NCAA Football: Sugar Bowl-Texas at Washington
USATSI

The NCAA Playing Rules Oversight Panel has passed a guideline allowing college football programs at every level of the sport to sell sponsor advertisements on football fields for regular season games🌳. The new guideline will go into effect in time for the 2024 season. 

Corporate advertisements will be limited to𝔍 three spots on the field: A single advertisement on the 50-yard line, along with two small🍃er ads elsewhere. On-field sponsor logos were previously only allowed for postseason competitions and neutral site games.

"This change allows schools to generate additional income to support student-a🅠thletes," NCAA president Charlie Baker said in a statement. "I'm pleased that we cou𝕴ld find flexibility within our rules to make this happen for member schools." 

News of the field logos was first leaked by Florida athletic director Scott Stricklin, who referenced the NC😼AA's consideration o♐f the revenue driver at SEC meetings. A source confirmed that the upcoming field advertisement decision was also discussed at multiple other spring meetings. 

"That's an obvious reven🍌ue stream we have not had in the past," Stricklin said. 

Athletic departments are grappling with an expected $22 million annual revenue share cost -- likely to go into effect in August 2025 -- as part of the House settlement terms. In particular, schools outside of the Big Ten and SEC are st🍬ruggling to close the gap as the two leagues face a potential $30 million shortfall in television revenue 𝓀compared to the "big two".

"I think it's incumbent upon the conference to do more and provide more resources, and I'm focused on it," Big 12 commissioner Brett Yormark saidꩲ. "We've spent a lot of time with the ADs, talking about how they can grow their own resources𝄹 on campus."

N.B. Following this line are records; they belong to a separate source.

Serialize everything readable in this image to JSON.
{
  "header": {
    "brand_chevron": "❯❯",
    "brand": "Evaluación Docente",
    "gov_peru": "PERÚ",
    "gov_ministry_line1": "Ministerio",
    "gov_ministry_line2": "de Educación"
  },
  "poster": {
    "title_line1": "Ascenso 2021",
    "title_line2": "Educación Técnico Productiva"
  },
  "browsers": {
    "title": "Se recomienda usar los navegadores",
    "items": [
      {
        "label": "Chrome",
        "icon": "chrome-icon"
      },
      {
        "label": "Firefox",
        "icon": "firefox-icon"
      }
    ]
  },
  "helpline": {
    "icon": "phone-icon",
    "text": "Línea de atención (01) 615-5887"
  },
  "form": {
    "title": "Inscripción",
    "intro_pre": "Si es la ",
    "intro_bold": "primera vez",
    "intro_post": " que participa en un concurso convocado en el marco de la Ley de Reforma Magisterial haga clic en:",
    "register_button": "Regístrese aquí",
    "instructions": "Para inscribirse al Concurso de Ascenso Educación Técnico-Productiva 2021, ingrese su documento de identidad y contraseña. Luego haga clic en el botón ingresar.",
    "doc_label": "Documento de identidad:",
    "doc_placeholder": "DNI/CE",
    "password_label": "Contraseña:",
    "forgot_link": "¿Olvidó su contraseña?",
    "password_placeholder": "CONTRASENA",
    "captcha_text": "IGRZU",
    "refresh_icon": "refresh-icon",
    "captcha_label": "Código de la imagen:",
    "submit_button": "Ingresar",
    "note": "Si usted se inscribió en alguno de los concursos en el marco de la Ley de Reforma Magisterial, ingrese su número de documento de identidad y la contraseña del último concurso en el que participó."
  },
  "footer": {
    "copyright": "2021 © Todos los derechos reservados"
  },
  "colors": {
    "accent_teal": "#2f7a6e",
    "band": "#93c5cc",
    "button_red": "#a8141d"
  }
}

Teams have gotten around field sponsorship rules by selling naming rights in the past, but fewer than a dozen schools have taken advantage at the power conference level. No program that has ever made t🤡he College Football Playoff has sold full stadium naming rights. The new legislation could allow teams to maintain their historic names and branding while still taking advantage of new sponsorship opportunities.